Task to complete: The required answer is an exact copy of the records below, without pictures.

[Page and application data records]

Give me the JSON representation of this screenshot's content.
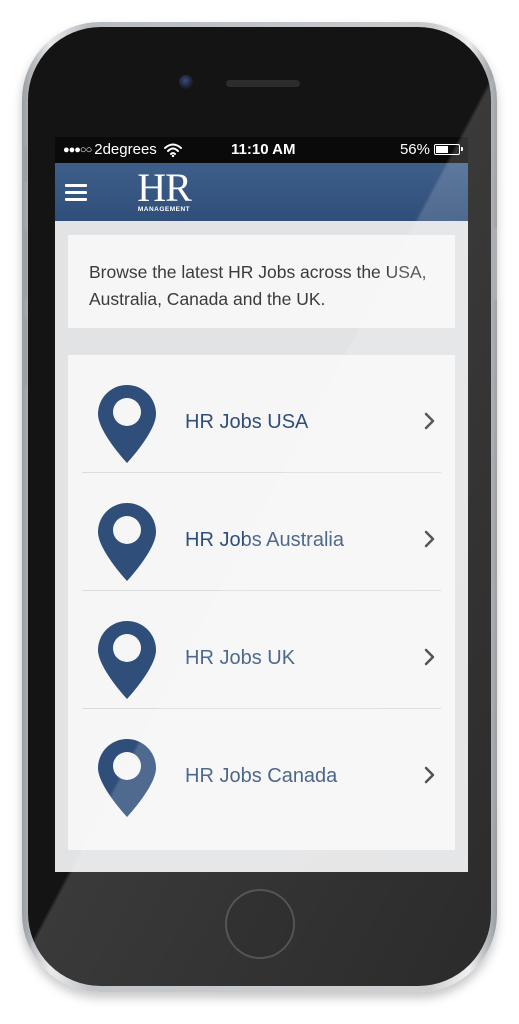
{
  "status_bar": {
    "signal": "●●●○○",
    "carrier": "2degrees",
    "time": "11:10 AM",
    "battery_percent": "56%",
    "battery_level": 0.56
  },
  "header": {
    "menu_icon": "hamburger-menu-icon",
    "logo_main": "HR",
    "logo_sub": "MANAGEMENT"
  },
  "intro": {
    "text": "Browse the latest HR Jobs across the USA, Australia, Canada and the UK."
  },
  "jobs": [
    {
      "label": "HR Jobs USA",
      "icon": "location-pin-icon"
    },
    {
      "label": "HR Jobs Australia",
      "icon": "location-pin-icon"
    },
    {
      "label": "HR Jobs UK",
      "icon": "location-pin-icon"
    },
    {
      "label": "HR Jobs Canada",
      "icon": "location-pin-icon"
    }
  ],
  "colors": {
    "brand_blue": "#2f4e7a",
    "header_top": "#3f5f8b",
    "card_bg": "#f6f6f6",
    "screen_bg": "#e2e3e4"
  }
}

Response to this exercise:
Give me the JSON representation of this screenshot's content.
{
  "status_bar": {
    "signal": "●●●○○",
    "carrier": "2degrees",
    "time": "11:10 AM",
    "battery_percent": "56%",
    "battery_level": 0.56
  },
  "header": {
    "menu_icon": "hamburger-menu-icon",
    "logo_main": "HR",
    "logo_sub": "MANAGEMENT"
  },
  "intro": {
    "text": "Browse the latest HR Jobs across the USA, Australia, Canada and the UK."
  },
  "jobs": [
    {
      "label": "HR Jobs USA",
      "icon": "location-pin-icon"
    },
    {
      "label": "HR Jobs Australia",
      "icon": "location-pin-icon"
    },
    {
      "label": "HR Jobs UK",
      "icon": "location-pin-icon"
    },
    {
      "label": "HR Jobs Canada",
      "icon": "location-pin-icon"
    }
  ],
  "colors": {
    "brand_blue": "#2f4e7a",
    "header_top": "#3f5f8b",
    "card_bg": "#f6f6f6",
    "screen_bg": "#e2e3e4"
  }
}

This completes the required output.